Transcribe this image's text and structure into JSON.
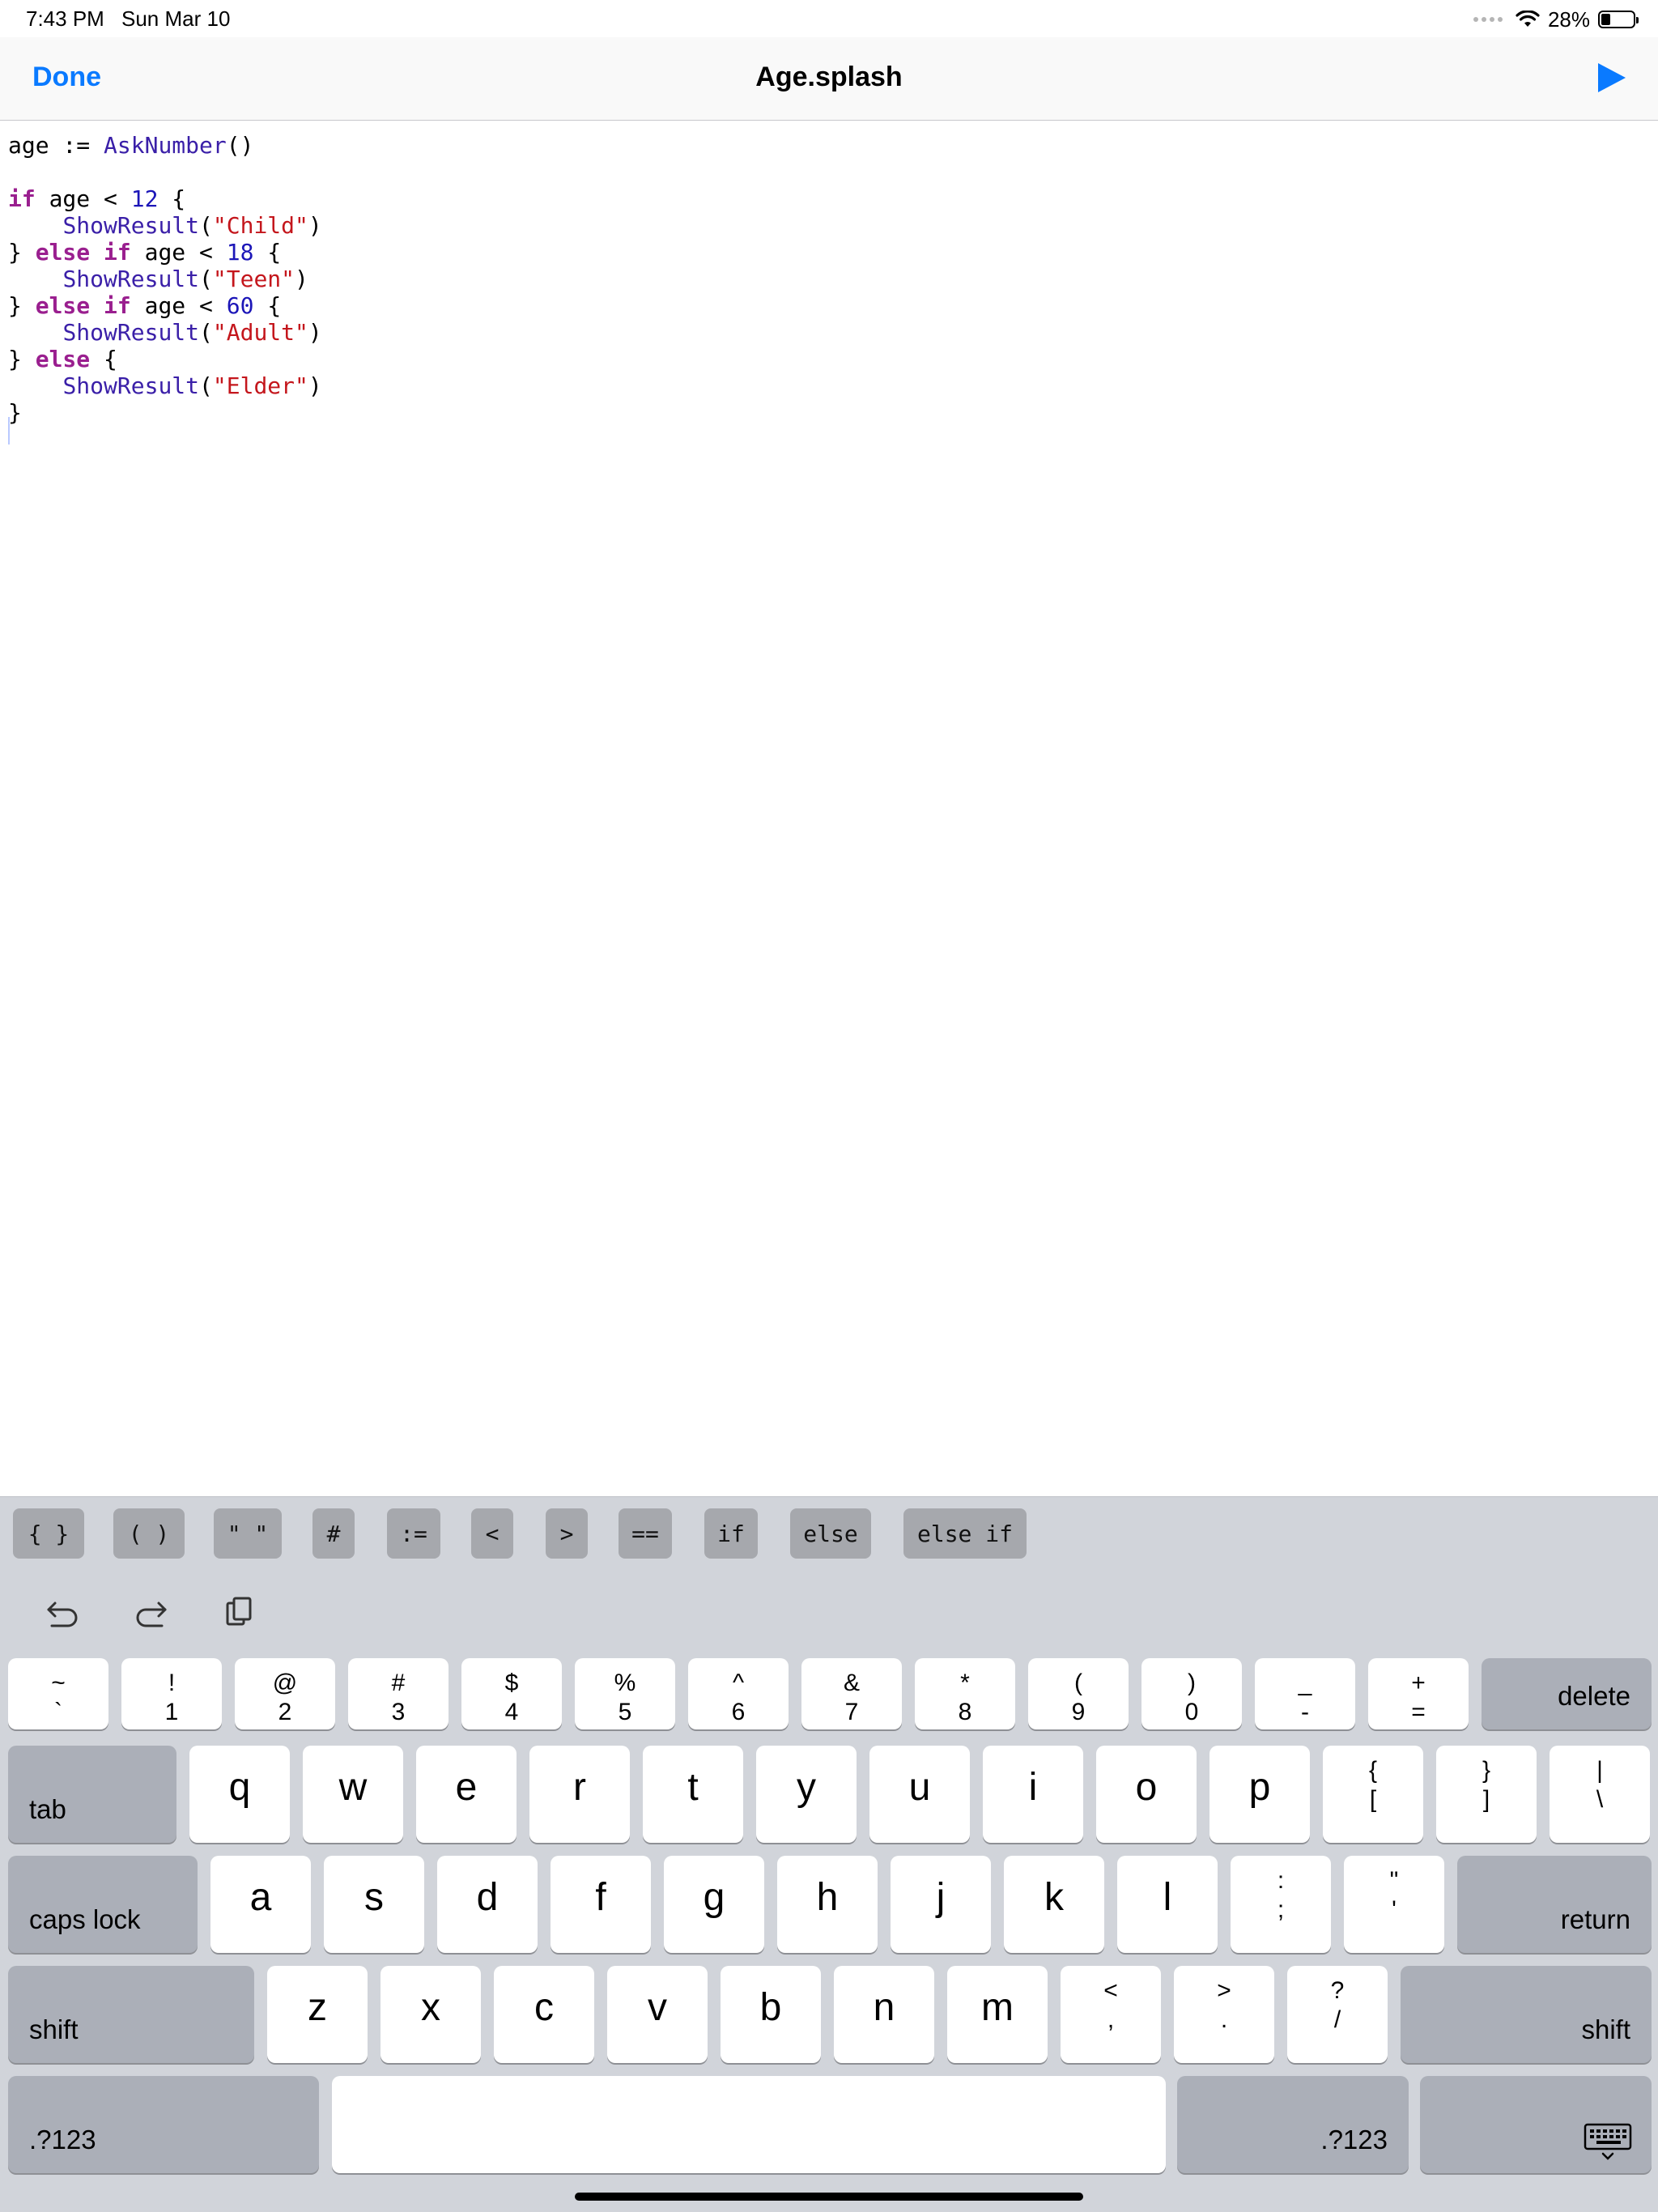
{
  "status": {
    "time": "7:43 PM",
    "date": "Sun Mar 10",
    "battery": "28%",
    "battery_level": 0.28
  },
  "nav": {
    "done": "Done",
    "title": "Age.splash"
  },
  "code": {
    "l1": {
      "ident": "age",
      "op": " := ",
      "fn": "AskNumber",
      "rest": "()"
    },
    "l3": {
      "kw": "if",
      "mid": " age < ",
      "num": "12",
      "end": " {"
    },
    "l4": {
      "indent": "    ",
      "fn": "ShowResult",
      "open": "(",
      "str": "\"Child\"",
      "close": ")"
    },
    "l5": {
      "brace": "} ",
      "kw_else": "else",
      "sp": " ",
      "kw_if": "if",
      "mid": " age < ",
      "num": "18",
      "end": " {"
    },
    "l6": {
      "indent": "    ",
      "fn": "ShowResult",
      "open": "(",
      "str": "\"Teen\"",
      "close": ")"
    },
    "l7": {
      "brace": "} ",
      "kw_else": "else",
      "sp": " ",
      "kw_if": "if",
      "mid": " age < ",
      "num": "60",
      "end": " {"
    },
    "l8": {
      "indent": "    ",
      "fn": "ShowResult",
      "open": "(",
      "str": "\"Adult\"",
      "close": ")"
    },
    "l9": {
      "brace": "} ",
      "kw_else": "else",
      "end": " {"
    },
    "l10": {
      "indent": "    ",
      "fn": "ShowResult",
      "open": "(",
      "str": "\"Elder\"",
      "close": ")"
    },
    "l11": {
      "brace": "}"
    }
  },
  "snippets": [
    "{ }",
    "( )",
    "\" \"",
    "#",
    ":=",
    "<",
    ">",
    "==",
    "if",
    "else",
    "else if"
  ],
  "keyboard": {
    "shortcuts": [
      "undo-icon",
      "redo-icon",
      "paste-icon"
    ],
    "row1": [
      {
        "top": "~",
        "bottom": "`"
      },
      {
        "top": "!",
        "bottom": "1"
      },
      {
        "top": "@",
        "bottom": "2"
      },
      {
        "top": "#",
        "bottom": "3"
      },
      {
        "top": "$",
        "bottom": "4"
      },
      {
        "top": "%",
        "bottom": "5"
      },
      {
        "top": "^",
        "bottom": "6"
      },
      {
        "top": "&",
        "bottom": "7"
      },
      {
        "top": "*",
        "bottom": "8"
      },
      {
        "top": "(",
        "bottom": "9"
      },
      {
        "top": ")",
        "bottom": "0"
      },
      {
        "top": "_",
        "bottom": "-"
      },
      {
        "top": "+",
        "bottom": "="
      }
    ],
    "delete": "delete",
    "tab": "tab",
    "row2": [
      "q",
      "w",
      "e",
      "r",
      "t",
      "y",
      "u",
      "i",
      "o",
      "p"
    ],
    "row2_sym": [
      {
        "top": "{",
        "bottom": "["
      },
      {
        "top": "}",
        "bottom": "]"
      },
      {
        "top": "|",
        "bottom": "\\"
      }
    ],
    "caps_lock": "caps lock",
    "row3": [
      "a",
      "s",
      "d",
      "f",
      "g",
      "h",
      "j",
      "k",
      "l"
    ],
    "row3_sym": [
      {
        "top": ":",
        "bottom": ";"
      },
      {
        "top": "\"",
        "bottom": "'"
      }
    ],
    "return": "return",
    "shift": "shift",
    "row4": [
      "z",
      "x",
      "c",
      "v",
      "b",
      "n",
      "m"
    ],
    "row4_sym": [
      {
        "top": "<",
        "bottom": ","
      },
      {
        "top": ">",
        "bottom": "."
      },
      {
        "top": "?",
        "bottom": "/"
      }
    ],
    "numbers": ".?123",
    "hide_keyboard_icon": "keyboard-dismiss-icon"
  },
  "colors": {
    "accent": "#0a7aff",
    "keyword": "#9a1f8f",
    "function": "#3a1fa8",
    "number": "#1c16b8",
    "string": "#c4161c"
  }
}
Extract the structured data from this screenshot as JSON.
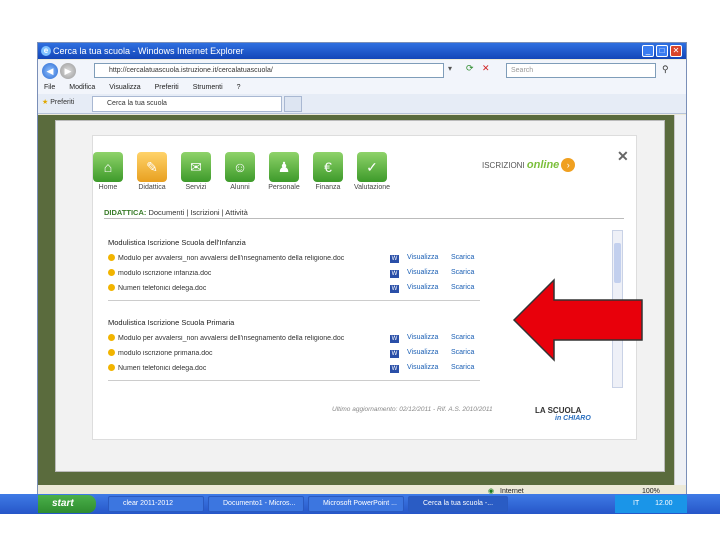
{
  "window": {
    "title": "Cerca la tua scuola - Windows Internet Explorer",
    "address": "http://cercalatuascuola.istruzione.it/cercalatuascuola/",
    "search_placeholder": "Search",
    "tab_title": "Cerca la tua scuola",
    "favorites_label": "Preferiti"
  },
  "menu": [
    "File",
    "Modifica",
    "Visualizza",
    "Preferiti",
    "Strumenti",
    "?"
  ],
  "status": {
    "zone": "Internet",
    "zoom": "100%"
  },
  "nav": [
    {
      "label": "Home",
      "icon": "home-icon",
      "glyph": "⌂"
    },
    {
      "label": "Didattica",
      "icon": "didattica-icon",
      "glyph": "✎"
    },
    {
      "label": "Servizi",
      "icon": "servizi-icon",
      "glyph": "✉"
    },
    {
      "label": "Alunni",
      "icon": "alunni-icon",
      "glyph": "☺"
    },
    {
      "label": "Personale",
      "icon": "personale-icon",
      "glyph": "♟"
    },
    {
      "label": "Finanza",
      "icon": "finanza-icon",
      "glyph": "€"
    },
    {
      "label": "Valutazione",
      "icon": "valutazione-icon",
      "glyph": "✓"
    }
  ],
  "iscrizioni": {
    "prefix": "ISCRIZIONI",
    "suffix": "online"
  },
  "breadcrumb": {
    "section": "DIDATTICA:",
    "items": "Documenti | Iscrizioni | Attività"
  },
  "sections": [
    {
      "title": "Modulistica Iscrizione Scuola dell'Infanzia",
      "rows": [
        {
          "name": "Modulo per avvalersi_non avvalersi dell'insegnamento della religione.doc",
          "view": "Visualizza",
          "download": "Scarica"
        },
        {
          "name": "modulo iscrizione infanzia.doc",
          "view": "Visualizza",
          "download": "Scarica"
        },
        {
          "name": "Numeri telefonici delega.doc",
          "view": "Visualizza",
          "download": "Scarica"
        }
      ]
    },
    {
      "title": "Modulistica Iscrizione Scuola Primaria",
      "rows": [
        {
          "name": "Modulo per avvalersi_non avvalersi dell'insegnamento della religione.doc",
          "view": "Visualizza",
          "download": "Scarica"
        },
        {
          "name": "modulo iscrizione primaria.doc",
          "view": "Visualizza",
          "download": "Scarica"
        },
        {
          "name": "Numeri telefonici delega.doc",
          "view": "Visualizza",
          "download": "Scarica"
        }
      ]
    }
  ],
  "footer": "Ultimo aggiornamento: 02/12/2011 - Rif. A.S. 2010/2011",
  "logo": {
    "line1": "LA SCUOLA",
    "line2": "in CHIARO"
  },
  "taskbar": {
    "start": "start",
    "tasks": [
      "clear 2011-2012",
      "Documento1 - Micros...",
      "Microsoft PowerPoint ...",
      "Cerca la tua scuola -..."
    ],
    "clock": "12.00",
    "lang": "IT"
  },
  "colors": {
    "arrow": "#e8000b",
    "accent_green": "#7bbf3a",
    "link_blue": "#1a5fb4"
  }
}
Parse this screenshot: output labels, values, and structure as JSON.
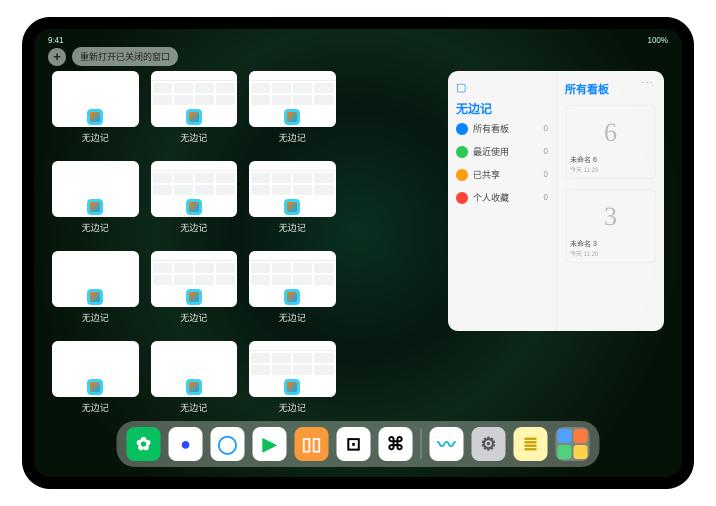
{
  "status": {
    "left": "9:41",
    "right": "100%"
  },
  "pill": {
    "add": "+",
    "label": "重新打开已关闭的窗口"
  },
  "windows": [
    {
      "label": "无边记",
      "kind": "blank"
    },
    {
      "label": "无边记",
      "kind": "grid"
    },
    {
      "label": "无边记",
      "kind": "grid"
    },
    null,
    {
      "label": "无边记",
      "kind": "blank"
    },
    {
      "label": "无边记",
      "kind": "grid"
    },
    {
      "label": "无边记",
      "kind": "grid"
    },
    null,
    {
      "label": "无边记",
      "kind": "blank"
    },
    {
      "label": "无边记",
      "kind": "grid"
    },
    {
      "label": "无边记",
      "kind": "grid"
    },
    null,
    {
      "label": "无边记",
      "kind": "blank"
    },
    {
      "label": "无边记",
      "kind": "blank"
    },
    {
      "label": "无边记",
      "kind": "grid"
    }
  ],
  "panel": {
    "more": "···",
    "sidebar_title": "无边记",
    "menu": [
      {
        "label": "所有看板",
        "count": "0",
        "color": "#0a84ff"
      },
      {
        "label": "最近使用",
        "count": "0",
        "color": "#30c759"
      },
      {
        "label": "已共享",
        "count": "0",
        "color": "#ff9f0a"
      },
      {
        "label": "个人收藏",
        "count": "0",
        "color": "#ff453a"
      }
    ],
    "content_title": "所有看板",
    "boards": [
      {
        "doodle": "6",
        "name": "未命名 6",
        "sub": "今天 11:20"
      },
      {
        "doodle": "3",
        "name": "未命名 3",
        "sub": "今天 11:20"
      }
    ]
  },
  "dock": {
    "apps": [
      {
        "name": "wechat",
        "bg": "#07c160",
        "glyph": "✿",
        "fg": "#fff"
      },
      {
        "name": "tencent",
        "bg": "#ffffff",
        "glyph": "●",
        "fg": "#2a4dff"
      },
      {
        "name": "quark",
        "bg": "#ffffff",
        "glyph": "◯",
        "fg": "#1aa0ff"
      },
      {
        "name": "iqiyi",
        "bg": "#ffffff",
        "glyph": "▶",
        "fg": "#0cbf5a"
      },
      {
        "name": "books",
        "bg": "#fa9a3a",
        "glyph": "▯▯",
        "fg": "#fff"
      },
      {
        "name": "dice",
        "bg": "#ffffff",
        "glyph": "⊡",
        "fg": "#000"
      },
      {
        "name": "nodes",
        "bg": "#ffffff",
        "glyph": "⌘",
        "fg": "#000"
      }
    ],
    "recent": [
      {
        "name": "freeform",
        "bg": "#ffffff",
        "glyph": "〰",
        "fg": "#19b3cf"
      },
      {
        "name": "settings",
        "bg": "#d0d0d4",
        "glyph": "⚙",
        "fg": "#555"
      },
      {
        "name": "notes",
        "bg": "#fff6b0",
        "glyph": "≣",
        "fg": "#c8a000"
      }
    ],
    "library_colors": [
      "#4fa3ff",
      "#ff7a3d",
      "#4fd37a",
      "#ffd24a"
    ]
  }
}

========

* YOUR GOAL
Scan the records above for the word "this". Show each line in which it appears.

* SOLUTION BELOW
Transcribe this image's text and structure into JSON.
Extract the structured data from this screenshot as JSON.
Parse this screenshot: output labels, values, and structure as JSON.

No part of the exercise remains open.